(Assignment)
A complete answer includes every line below with the word "gradi".

(Provided records)
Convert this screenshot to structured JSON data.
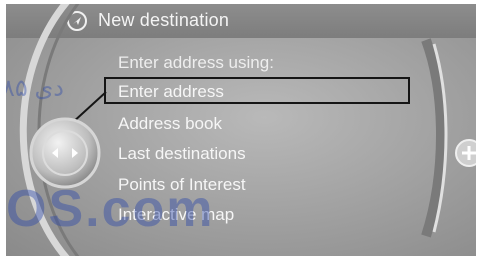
{
  "header": {
    "title": "New destination",
    "icon": "navigation-icon"
  },
  "menu": {
    "heading": "Enter address using:",
    "selected_index": 0,
    "items": [
      {
        "label": "Enter address"
      },
      {
        "label": "Address book"
      },
      {
        "label": "Last destinations"
      },
      {
        "label": "Points of Interest"
      },
      {
        "label": "Interactive map"
      }
    ]
  },
  "controller": {
    "icon": "idrive-controller-icon"
  },
  "side_button": {
    "icon": "plus-icon"
  },
  "watermark": {
    "text": "OS.com",
    "arabic_text": "۸۵ دی"
  },
  "colors": {
    "screen_background": "#a5a5a5",
    "header_background": "#868686",
    "text": "#f6f6f6",
    "highlight_border": "#151515"
  }
}
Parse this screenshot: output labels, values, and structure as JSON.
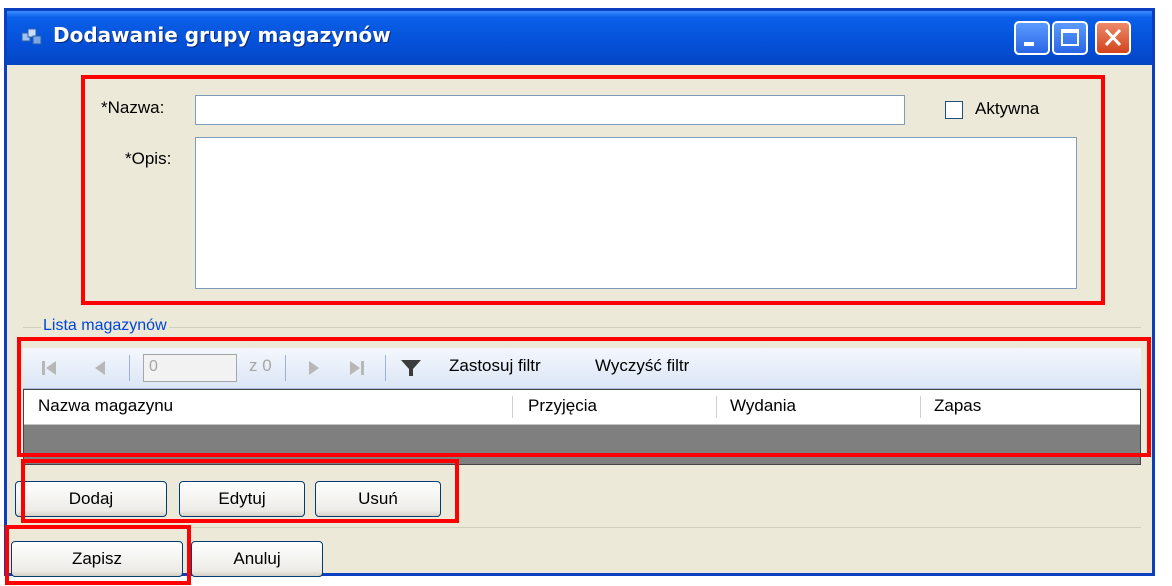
{
  "window": {
    "title": "Dodawanie grupy magazynów"
  },
  "form": {
    "name_label": "*Nazwa:",
    "name_value": "",
    "active_label": "Aktywna",
    "active_checked": false,
    "description_label": "*Opis:",
    "description_value": ""
  },
  "group": {
    "legend": "Lista magazynów"
  },
  "pager": {
    "page_value": "0",
    "of_label": "z 0",
    "apply_filter": "Zastosuj filtr",
    "clear_filter": "Wyczyść filtr"
  },
  "grid": {
    "columns": [
      "Nazwa magazynu",
      "Przyjęcia",
      "Wydania",
      "Zapas"
    ],
    "rows": []
  },
  "actions": {
    "add": "Dodaj",
    "edit": "Edytuj",
    "delete": "Usuń"
  },
  "footer": {
    "save": "Zapisz",
    "cancel": "Anuluj"
  },
  "colors": {
    "title_bar": "#0550d8",
    "highlight": "#ff0000",
    "window_bg": "#ece9d8",
    "legend": "#0046d5"
  },
  "icons": {
    "title": "warehouse-group-icon",
    "pager_first": "first-page-icon",
    "pager_prev": "prev-page-icon",
    "pager_next": "next-page-icon",
    "pager_last": "last-page-icon",
    "filter": "filter-icon"
  }
}
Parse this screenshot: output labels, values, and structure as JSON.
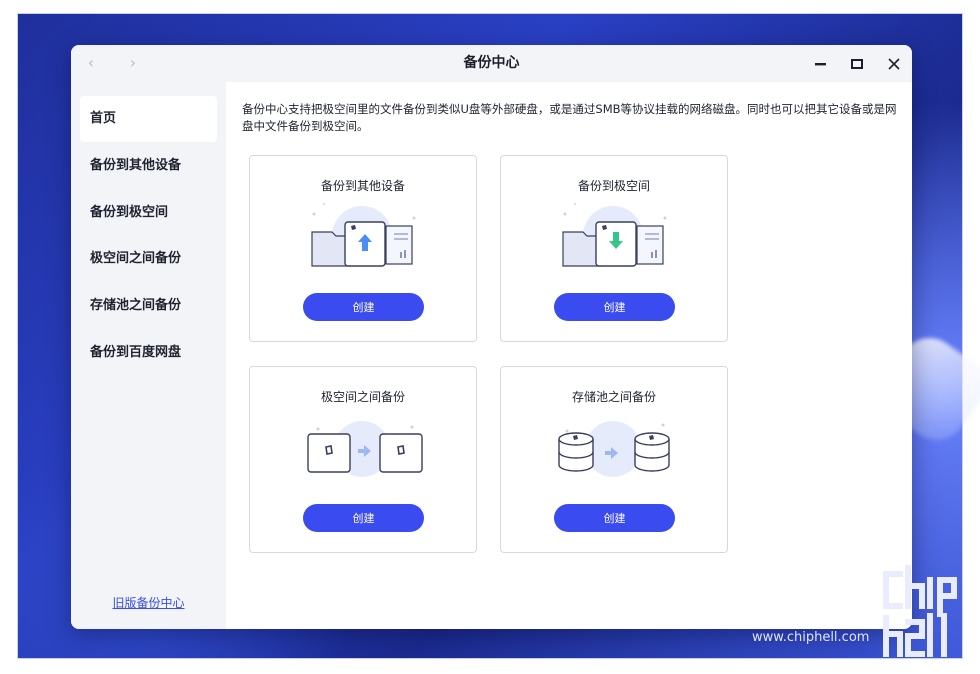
{
  "window": {
    "title": "备份中心"
  },
  "sidebar": {
    "items": [
      {
        "label": "首页",
        "active": true
      },
      {
        "label": "备份到其他设备",
        "active": false
      },
      {
        "label": "备份到极空间",
        "active": false
      },
      {
        "label": "极空间之间备份",
        "active": false
      },
      {
        "label": "存储池之间备份",
        "active": false
      },
      {
        "label": "备份到百度网盘",
        "active": false
      }
    ],
    "old_link": "旧版备份中心"
  },
  "main": {
    "description": "备份中心支持把极空间里的文件备份到类似U盘等外部硬盘，或是通过SMB等协议挂载的网络磁盘。同时也可以把其它设备或是网盘中文件备份到极空间。",
    "cards": [
      {
        "title": "备份到其他设备",
        "button": "创建",
        "icon": "upload-to-device-illustration"
      },
      {
        "title": "备份到极空间",
        "button": "创建",
        "icon": "download-to-zspace-illustration"
      },
      {
        "title": "极空间之间备份",
        "button": "创建",
        "icon": "device-to-device-illustration"
      },
      {
        "title": "存储池之间备份",
        "button": "创建",
        "icon": "pool-to-pool-illustration"
      }
    ]
  },
  "watermark": {
    "url": "www.chiphell.com"
  },
  "colors": {
    "accent": "#3a4bf0",
    "link": "#3a4fe6",
    "sidebar_bg": "#f3f4f8"
  }
}
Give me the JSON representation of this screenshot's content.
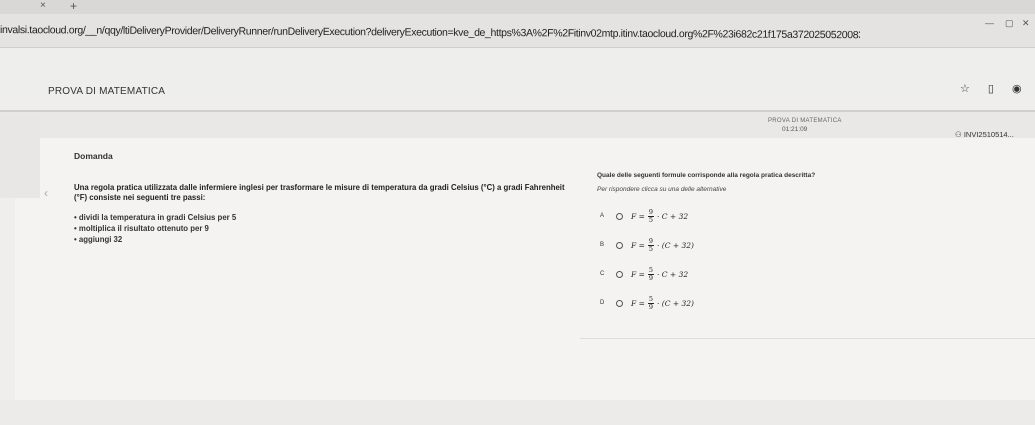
{
  "browser": {
    "url": "invalsi.taocloud.org/__n/qqy/ltiDeliveryProvider/DeliveryRunner/runDeliveryExecution?deliveryExecution=kve_de_https%3A%2F%2Fitinv02mtp.itinv.taocloud.org%2F%23i682c21f175a37202505200832l7e7ad52ee",
    "tab_new": "+",
    "tab_close": "×"
  },
  "app": {
    "title": "PROVA DI MATEMATICA"
  },
  "header": {
    "test_name": "PROVA DI MATEMATICA",
    "timer": "01:21:09",
    "user": "INVI2510514..."
  },
  "question": {
    "section_label": "Domanda",
    "stem": "Una regola pratica utilizzata dalle infermiere inglesi per trasformare le misure di temperatura da gradi Celsius (°C) a gradi Fahrenheit (°F) consiste nei seguenti tre passi:",
    "steps": [
      "dividi la temperatura in gradi Celsius per 5",
      "moltiplica il risultato ottenuto per 9",
      "aggiungi 32"
    ],
    "prompt": "Quale delle seguenti formule corrisponde alla regola pratica descritta?",
    "instruction": "Per rispondere clicca su una delle alternative",
    "choices": [
      {
        "letter": "A",
        "lhs": "F =",
        "num": "9",
        "den": "5",
        "rhs": "· C + 32"
      },
      {
        "letter": "B",
        "lhs": "F =",
        "num": "9",
        "den": "5",
        "rhs": "· (C + 32)"
      },
      {
        "letter": "C",
        "lhs": "F =",
        "num": "5",
        "den": "9",
        "rhs": "· C + 32"
      },
      {
        "letter": "D",
        "lhs": "F =",
        "num": "5",
        "den": "9",
        "rhs": "· (C + 32)"
      }
    ]
  }
}
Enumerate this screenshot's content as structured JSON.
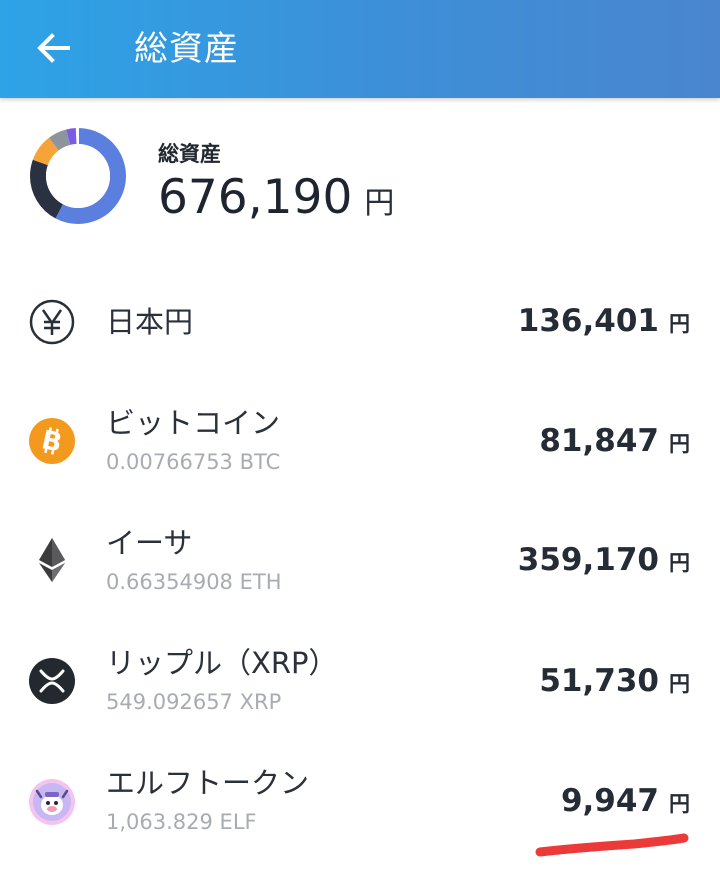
{
  "appbar": {
    "title": "総資産",
    "back_icon": "arrow-left-icon"
  },
  "summary": {
    "label": "総資産",
    "amount": "676,190",
    "unit": "円",
    "donut_colors": {
      "jpy": "#5b7fdf",
      "btc": "#2a3140",
      "eth": "#f5a43a",
      "xrp": "#8e949c",
      "elf": "#7b5ce6"
    }
  },
  "assets": [
    {
      "name": "日本円",
      "quantity": "",
      "value": "136,401",
      "unit": "円",
      "icon": "yen-icon"
    },
    {
      "name": "ビットコイン",
      "quantity": "0.00766753 BTC",
      "value": "81,847",
      "unit": "円",
      "icon": "bitcoin-icon"
    },
    {
      "name": "イーサ",
      "quantity": "0.66354908 ETH",
      "value": "359,170",
      "unit": "円",
      "icon": "ethereum-icon"
    },
    {
      "name": "リップル（XRP）",
      "quantity": "549.092657 XRP",
      "value": "51,730",
      "unit": "円",
      "icon": "xrp-icon"
    },
    {
      "name": "エルフトークン",
      "quantity": "1,063.829 ELF",
      "value": "9,947",
      "unit": "円",
      "icon": "elf-token-icon"
    }
  ],
  "annotation": {
    "underline_color": "#ec3a3a"
  }
}
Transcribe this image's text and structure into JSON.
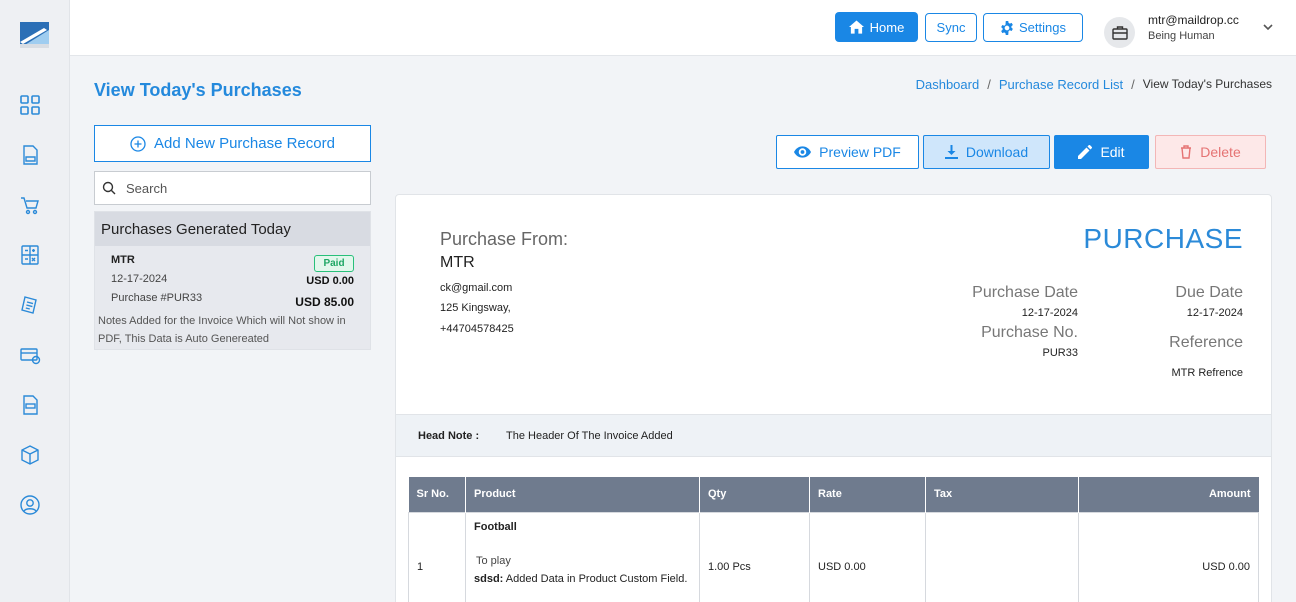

(Output of the task)
    "stem": "Una regola pratica utilizzata dalle infermiere inglesi per trasformare le misure di temperatura da gradi Celsius (°C) a gradi Fahrenheit (°F) consiste nei seguenti tre passi:",
      "dividi la temperatura in gradi Celsius per 5",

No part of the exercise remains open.